« Reply #684 on: August 02, 2017, 11:50:47 AM »
Why do #DefendersofWildlife, #AnimalWelfareInstitute and the #RedWolfCoalition continue to pursue their lawsuit against USFWS demanding they resume Adaptive Management (pup eradication) of the #RedWolf ?

Is it to save a hybrid from a hybrid?  Seems so, as that's exactly what the facts suggest...

A review of the official Red Wolf Studbook and various other records revealed in excess of 1000 canids were purposely bred and in some instances shortly thereafter prescribed a purposeful dose of life ending euthanasia. 

This is exactly what Adaptive Management is...  A plan drafted in 1999 by both Defenders and the Red Wolf Coalition among others, that's best described as "Genetic Genocide 2.0"...

Today, three donation dependent not for profits continue to utilize the puppy killing plan as the nexus of a misguided lawsuit only intended to generate headlines and pilfer the unknowing public of their donation dollars...

Defenders own CEO #JamieClark, rakes in nearly $500,000.00 per year in compensation...  Funded in part by, killing nursing puppies...

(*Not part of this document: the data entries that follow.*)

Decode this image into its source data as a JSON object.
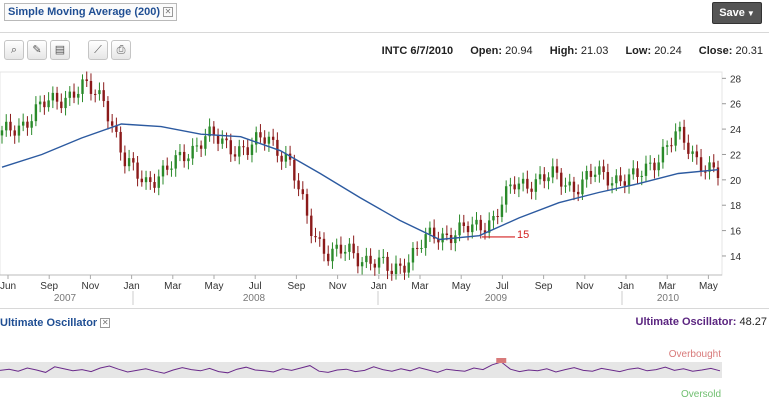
{
  "header": {
    "indicator_label": "Simple Moving Average (200)",
    "save_label": "Save"
  },
  "toolbar": {
    "icons": [
      "zoom-icon",
      "draw-icon",
      "notes-icon",
      "compare-icon",
      "print-icon"
    ]
  },
  "quote": {
    "symbol_date": "INTC 6/7/2010",
    "open_label": "Open:",
    "open": "20.94",
    "high_label": "High:",
    "high": "21.03",
    "low_label": "Low:",
    "low": "20.24",
    "close_label": "Close:",
    "close": "20.31"
  },
  "price_chart": {
    "y_ticks": [
      "28",
      "26",
      "24",
      "22",
      "20",
      "18",
      "16",
      "14"
    ],
    "month_labels": [
      "Jun",
      "Sep",
      "Nov",
      "Jan",
      "Mar",
      "May",
      "Jul",
      "Sep",
      "Nov",
      "Jan",
      "Mar",
      "May",
      "Jul",
      "Sep",
      "Nov",
      "Jan",
      "Mar",
      "May"
    ],
    "year_labels": [
      "2007",
      "2008",
      "2009",
      "2010"
    ],
    "annotation_text": "15",
    "colors": {
      "up": "#2a8a2a",
      "down": "#8b1a1a",
      "sma": "#2c5aa0",
      "annotation": "#d32020"
    }
  },
  "oscillator": {
    "label": "Ultimate Oscillator",
    "value_label": "Ultimate Oscillator:",
    "value": "48.27",
    "overbought": "Overbought",
    "oversold": "Oversold",
    "colors": {
      "line": "#6a2a8a",
      "band": "#e6e6e6",
      "overbought": "#d87a7a"
    }
  },
  "chart_data": [
    {
      "type": "line",
      "title": "",
      "series": [
        {
          "name": "INTC",
          "x": [
            "Jun 2007",
            "Jul 2007",
            "Sep 2007",
            "Oct 2007",
            "Nov 2007",
            "Dec 2007",
            "Jan 2008",
            "Feb 2008",
            "Mar 2008",
            "Apr 2008",
            "May 2008",
            "Jun 2008",
            "Jul 2008",
            "Aug 2008",
            "Sep 2008",
            "Oct 2008",
            "Nov 2008",
            "Dec 2008",
            "Jan 2009",
            "Feb 2009",
            "Mar 2009",
            "Apr 2009",
            "May 2009",
            "Jun 2009",
            "Jul 2009",
            "Aug 2009",
            "Sep 2009",
            "Oct 2009",
            "Nov 2009",
            "Dec 2009",
            "Jan 2010",
            "Feb 2010",
            "Mar 2010",
            "Apr 2010",
            "May 2010",
            "Jun 2010"
          ],
          "values": [
            23.5,
            24.5,
            25.8,
            26.6,
            27.2,
            26.5,
            21.2,
            20.0,
            20.5,
            22.2,
            23.4,
            22.8,
            22.3,
            23.5,
            21.5,
            16.6,
            14.0,
            14.4,
            13.6,
            12.8,
            14.0,
            15.6,
            15.8,
            16.1,
            17.0,
            19.5,
            20.0,
            20.2,
            19.5,
            20.4,
            20.2,
            20.0,
            21.8,
            23.5,
            21.7,
            20.31
          ]
        },
        {
          "name": "Simple Moving Average (200)",
          "x": [
            "Jun 2007",
            "Sep 2007",
            "Nov 2007",
            "Jan 2008",
            "Mar 2008",
            "May 2008",
            "Jul 2008",
            "Sep 2008",
            "Nov 2008",
            "Jan 2009",
            "Mar 2009",
            "May 2009",
            "Jul 2009",
            "Sep 2009",
            "Nov 2009",
            "Jan 2010",
            "Mar 2010",
            "May 2010",
            "Jun 2010"
          ],
          "values": [
            21.0,
            22.0,
            23.3,
            24.4,
            24.2,
            23.6,
            23.4,
            22.3,
            20.5,
            18.6,
            16.8,
            15.3,
            15.6,
            17.0,
            18.2,
            19.0,
            19.7,
            20.5,
            20.8
          ]
        }
      ],
      "ylim": [
        12.5,
        28.5
      ],
      "annotation": {
        "text": "15",
        "x": "Jul 2009",
        "y": 15.5
      }
    },
    {
      "type": "line",
      "title": "",
      "series": [
        {
          "name": "Ultimate Oscillator",
          "values": [
            49,
            52,
            47,
            55,
            50,
            44,
            58,
            53,
            48,
            51,
            46,
            55,
            60,
            52,
            45,
            49,
            53,
            47,
            42,
            50,
            56,
            51,
            48,
            54,
            46,
            43,
            52,
            57,
            50,
            48,
            45,
            53,
            49,
            55,
            61,
            47,
            44,
            50,
            52,
            46,
            49,
            58,
            51,
            47,
            53,
            48,
            56,
            50,
            44,
            52,
            49,
            47,
            55,
            51,
            63,
            70,
            52,
            46,
            50,
            48,
            53,
            45,
            51,
            56,
            49,
            47,
            54,
            50,
            46,
            52,
            55,
            48,
            51,
            57,
            49,
            53,
            47,
            50,
            54,
            48
          ]
        }
      ],
      "ylim": [
        0,
        100
      ],
      "levels": {
        "overbought": 70,
        "oversold": 30
      },
      "latest": 48.27
    }
  ]
}
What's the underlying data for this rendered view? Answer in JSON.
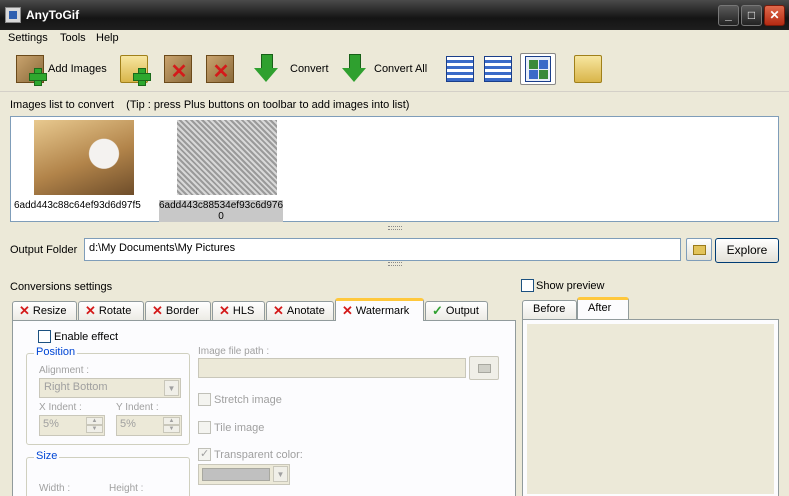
{
  "window": {
    "title": "AnyToGif"
  },
  "menu": [
    "Settings",
    "Tools",
    "Help"
  ],
  "toolbar": {
    "add_images": "Add Images",
    "convert": "Convert",
    "convert_all": "Convert All"
  },
  "images_list": {
    "label": "Images list to convert",
    "tip": "(Tip : press Plus buttons on toolbar to add images into list)",
    "items": [
      {
        "name": "6add443c88c64ef93d6d97f5",
        "selected": false
      },
      {
        "name_line1": "6add443c88534ef93c6d976",
        "name_line2": "0",
        "selected": true
      }
    ]
  },
  "output": {
    "label": "Output Folder",
    "path": "d:\\My Documents\\My Pictures",
    "explore": "Explore"
  },
  "conversion": {
    "label": "Conversions settings",
    "tabs": [
      "Resize",
      "Rotate",
      "Border",
      "HLS",
      "Anotate",
      "Watermark",
      "Output"
    ],
    "active_tab": "Watermark",
    "watermark": {
      "enable_effect": "Enable effect",
      "position_legend": "Position",
      "alignment_label": "Alignment :",
      "alignment_value": "Right Bottom",
      "x_indent_label": "X Indent :",
      "x_indent_value": "5%",
      "y_indent_label": "Y Indent :",
      "y_indent_value": "5%",
      "size_legend": "Size",
      "width_label": "Width :",
      "height_label": "Height :",
      "image_path_label": "Image file path :",
      "stretch_image": "Stretch image",
      "tile_image": "Tile image",
      "transparent_color": "Transparent color:"
    }
  },
  "preview": {
    "show_preview": "Show preview",
    "tabs": [
      "Before",
      "After"
    ],
    "active_tab": "After"
  }
}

« Last Edit: August 02, 2017, 11:55:42 AM by citizensscience »
citizens science, red wolf, marine fisheries, ncpol